From a Times article featuring The Guardian’s editor testifying before a British Parliament committee:
Since the revelations, newspapers, particularly those that have dealt with Mr. Snowden’s material, have also had to adjust to a harsh new reporting environment, security experts and journalists said, as governments and others seek secret material held by reporters.
“The old model was kind of like your house,” said Marc Frons, the chief information officer of The New York Times. “You locked your front door and windows, but not your desk drawer, even if it had your passport inside. In the new model, you have locks on everything.”
The Guardian, The Washington Post and The Wall Street Journal declined to comment about internal security arrangements.
But Mr. Rusbridger told Parliament that the newspaper “went to more precautions over this material than any other story we have ever handled.”
I’m well on my way to the prerequisites to install SecureDrop, the new anonymous submission system for those who would receive and publish things that might endanger the sender.
Originally coded by the late Aaron Swartz with help from Kevin Poulsen, the Freedom of the Press Foundation has taken up the mantle, updated the code and provided instructions for creating one’s own system.
Long live the whistleblower.
Tiny-house construction in the Beaver Brook community in the forest of upstate New York. Thanks to the photographer, Jace Cooke, for the Creative Commons license.
Head over to cabinporn.com for a real show. (Not that kind, you sex addict. Not that there’s anything wrong with that.) The folks behind the site, the residents of Beaver Brook, posted this quote recently.
It’s my experience that artist communities are almost always camps because they appropriate space that nobody else wants (at the time), but by virtue of a creative progressive view of neighborhoods they create a demand from others that ultimately marginalizes them, so they are forever transient. – James Lynch, founder of Fforest camp.
Take note: graph the number of tech startups in Chicago the past five years and you’ll very nearly get a parabolic function. (No, this isn’t an actual graph of it, but it does closely represent the data.)
Most startups employ just one or two people full-time. Maybe the more-developed ones have a third person part-time. But it’s still a mind-blowing statistic.

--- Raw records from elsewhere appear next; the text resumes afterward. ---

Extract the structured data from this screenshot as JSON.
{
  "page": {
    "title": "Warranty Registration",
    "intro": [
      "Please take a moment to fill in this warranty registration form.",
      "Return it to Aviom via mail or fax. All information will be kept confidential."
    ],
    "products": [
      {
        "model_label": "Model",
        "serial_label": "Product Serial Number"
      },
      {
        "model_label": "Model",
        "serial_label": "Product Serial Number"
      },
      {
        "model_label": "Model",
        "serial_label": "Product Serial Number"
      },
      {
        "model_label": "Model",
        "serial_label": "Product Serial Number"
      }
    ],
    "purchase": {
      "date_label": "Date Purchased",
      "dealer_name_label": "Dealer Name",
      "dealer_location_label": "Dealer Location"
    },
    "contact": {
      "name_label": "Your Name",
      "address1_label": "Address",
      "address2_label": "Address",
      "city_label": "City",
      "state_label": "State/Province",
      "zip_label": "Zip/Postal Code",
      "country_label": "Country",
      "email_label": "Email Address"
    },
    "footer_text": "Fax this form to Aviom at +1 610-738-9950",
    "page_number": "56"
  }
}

It means a good many people are cultivating business ideas, and they’re finding it easy enough to give those ideas a go.
If you ‘re in the tech sector, or you live in Chicago and care about its economy, you should check in with Blue Sky Chicago every once in a while. A project by the Tribune, it’s trying to cover the local innovation space much like the Atlantic, or the Verge, covers the national space. I expect great things.
Not the least of which because they commissioned a piece from me. It’s about Starter School, the new outgrowth of The Starter League that adds business training to the mix of coding and app design.

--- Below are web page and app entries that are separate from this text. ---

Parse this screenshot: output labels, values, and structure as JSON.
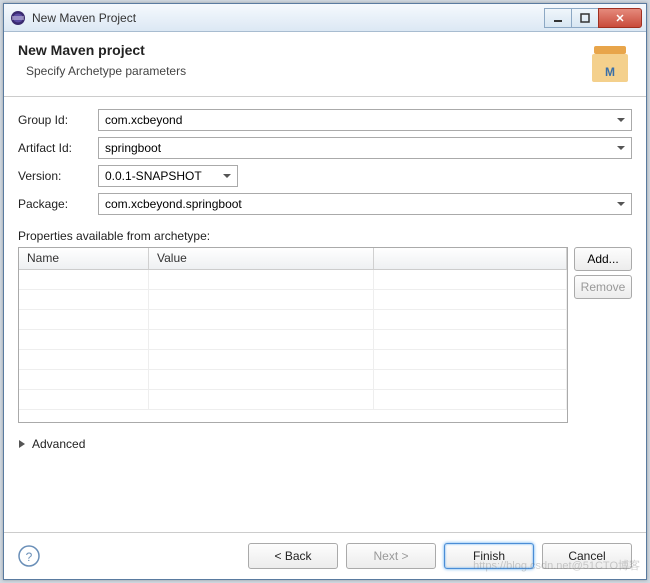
{
  "window": {
    "title": "New Maven Project"
  },
  "header": {
    "title": "New Maven project",
    "subtitle": "Specify Archetype parameters"
  },
  "form": {
    "groupId": {
      "label": "Group Id:",
      "value": "com.xcbeyond"
    },
    "artifactId": {
      "label": "Artifact Id:",
      "value": "springboot"
    },
    "version": {
      "label": "Version:",
      "value": "0.0.1-SNAPSHOT"
    },
    "package": {
      "label": "Package:",
      "value": "com.xcbeyond.springboot"
    }
  },
  "properties": {
    "label": "Properties available from archetype:",
    "columns": {
      "name": "Name",
      "value": "Value"
    },
    "buttons": {
      "add": "Add...",
      "remove": "Remove"
    }
  },
  "advanced": {
    "label": "Advanced"
  },
  "footer": {
    "back": "< Back",
    "next": "Next >",
    "finish": "Finish",
    "cancel": "Cancel"
  },
  "watermark": "https://blog.csdn.net@51CTO博客"
}
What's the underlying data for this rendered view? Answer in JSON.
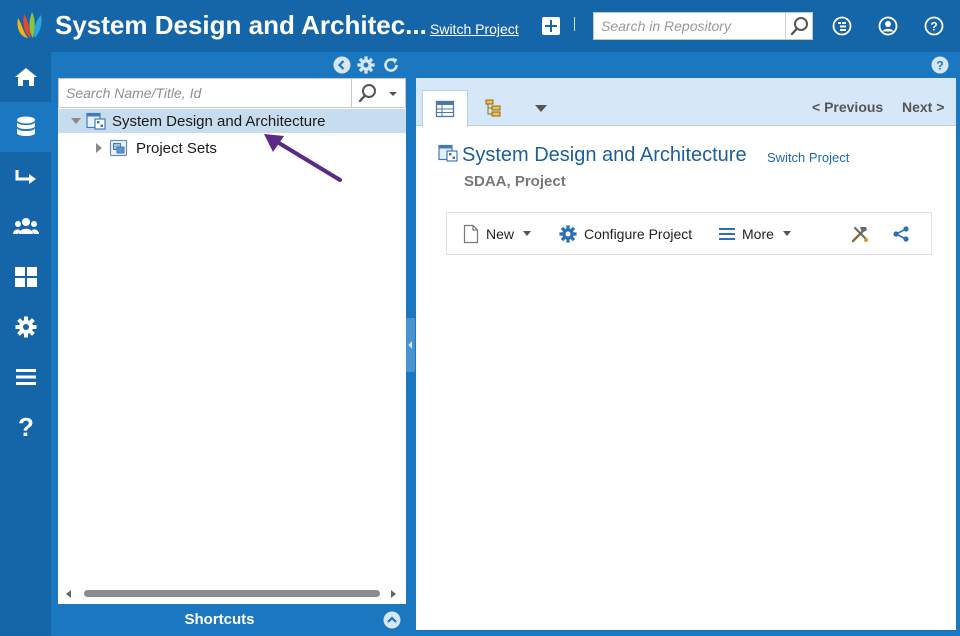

Don’t you think it’s a chicken-and-egg question? Obviously if people are doing cool things, decent local media will find and cover it. But if local media starts covering a topic really well, more people will learn of it, learn the basics from the reports, and put their hats in the ring. Thanks, Tribune, for helping usher in the next wave of Chicago startups.

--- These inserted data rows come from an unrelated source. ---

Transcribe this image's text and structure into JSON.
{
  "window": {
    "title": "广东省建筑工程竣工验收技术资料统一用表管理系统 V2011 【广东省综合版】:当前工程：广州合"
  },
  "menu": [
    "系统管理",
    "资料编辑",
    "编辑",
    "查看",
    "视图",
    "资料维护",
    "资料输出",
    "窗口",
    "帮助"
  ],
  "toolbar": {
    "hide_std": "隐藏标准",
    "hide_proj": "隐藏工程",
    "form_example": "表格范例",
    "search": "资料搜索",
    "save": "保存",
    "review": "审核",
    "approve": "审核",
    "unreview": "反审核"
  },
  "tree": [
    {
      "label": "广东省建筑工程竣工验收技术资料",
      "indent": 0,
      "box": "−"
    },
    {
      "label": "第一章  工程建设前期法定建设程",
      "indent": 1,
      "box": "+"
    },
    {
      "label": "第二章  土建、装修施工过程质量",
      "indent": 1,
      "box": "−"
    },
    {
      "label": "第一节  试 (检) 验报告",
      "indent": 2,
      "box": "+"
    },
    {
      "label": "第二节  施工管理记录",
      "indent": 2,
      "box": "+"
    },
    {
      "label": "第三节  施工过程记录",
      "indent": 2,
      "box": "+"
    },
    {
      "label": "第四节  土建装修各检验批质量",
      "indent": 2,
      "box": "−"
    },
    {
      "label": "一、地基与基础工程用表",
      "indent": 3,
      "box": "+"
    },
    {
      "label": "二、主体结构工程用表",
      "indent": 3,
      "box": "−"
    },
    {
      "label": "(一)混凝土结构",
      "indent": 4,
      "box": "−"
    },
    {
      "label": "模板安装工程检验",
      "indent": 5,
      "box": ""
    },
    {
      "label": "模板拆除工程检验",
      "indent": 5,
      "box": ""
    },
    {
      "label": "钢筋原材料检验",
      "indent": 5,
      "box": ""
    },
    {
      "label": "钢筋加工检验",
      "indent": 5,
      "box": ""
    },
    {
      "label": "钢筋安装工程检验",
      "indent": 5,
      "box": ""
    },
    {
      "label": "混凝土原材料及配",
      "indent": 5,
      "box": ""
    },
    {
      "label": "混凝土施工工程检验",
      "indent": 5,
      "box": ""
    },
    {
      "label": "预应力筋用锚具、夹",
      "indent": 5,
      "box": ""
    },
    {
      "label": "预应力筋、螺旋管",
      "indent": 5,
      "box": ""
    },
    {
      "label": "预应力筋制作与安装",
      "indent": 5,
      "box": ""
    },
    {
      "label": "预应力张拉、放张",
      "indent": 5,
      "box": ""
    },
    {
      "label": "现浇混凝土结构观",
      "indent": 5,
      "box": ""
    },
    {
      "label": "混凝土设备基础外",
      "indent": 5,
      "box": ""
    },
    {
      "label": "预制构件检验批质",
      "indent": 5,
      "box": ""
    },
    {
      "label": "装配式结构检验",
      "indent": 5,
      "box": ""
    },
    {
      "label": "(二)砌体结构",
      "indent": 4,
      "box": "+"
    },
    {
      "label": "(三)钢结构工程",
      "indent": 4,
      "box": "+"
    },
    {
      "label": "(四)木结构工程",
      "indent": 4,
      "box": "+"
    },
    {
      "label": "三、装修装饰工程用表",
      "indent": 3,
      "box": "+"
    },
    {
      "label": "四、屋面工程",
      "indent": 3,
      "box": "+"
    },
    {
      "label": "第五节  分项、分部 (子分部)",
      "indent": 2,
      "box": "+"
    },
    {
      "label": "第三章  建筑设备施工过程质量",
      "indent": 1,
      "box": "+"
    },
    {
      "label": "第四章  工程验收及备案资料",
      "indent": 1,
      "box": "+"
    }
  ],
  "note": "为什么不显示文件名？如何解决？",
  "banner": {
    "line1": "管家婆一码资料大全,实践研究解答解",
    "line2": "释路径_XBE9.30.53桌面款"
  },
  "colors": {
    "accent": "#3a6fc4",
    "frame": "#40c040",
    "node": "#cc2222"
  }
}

Did you see the New York Times op-ed debate between Bill Keller and Glenn Greenwald? It’s about “the future of journalism,” and the Times doesn’t use that language lightly. If you’re interested in the press, you should at least read a short commentary, like this one. But for a more thorough selection, see my relevant pulls below.
Greenwald appeared in the column on the heels of announcing, a bit prematurely, his new media venture—described succinctly as something supporting “adversarial journalism.” I don’t think what he spoke of in the column is really all that adversarial (in the real sense of the word), and I bet Greenwald wouldn’t either. But compared to the way a lot of old-guard American outlets operate, it seems we can all agree to use the descriptor.
After the break, here’s Greenwald in his first important declaration: Continue reading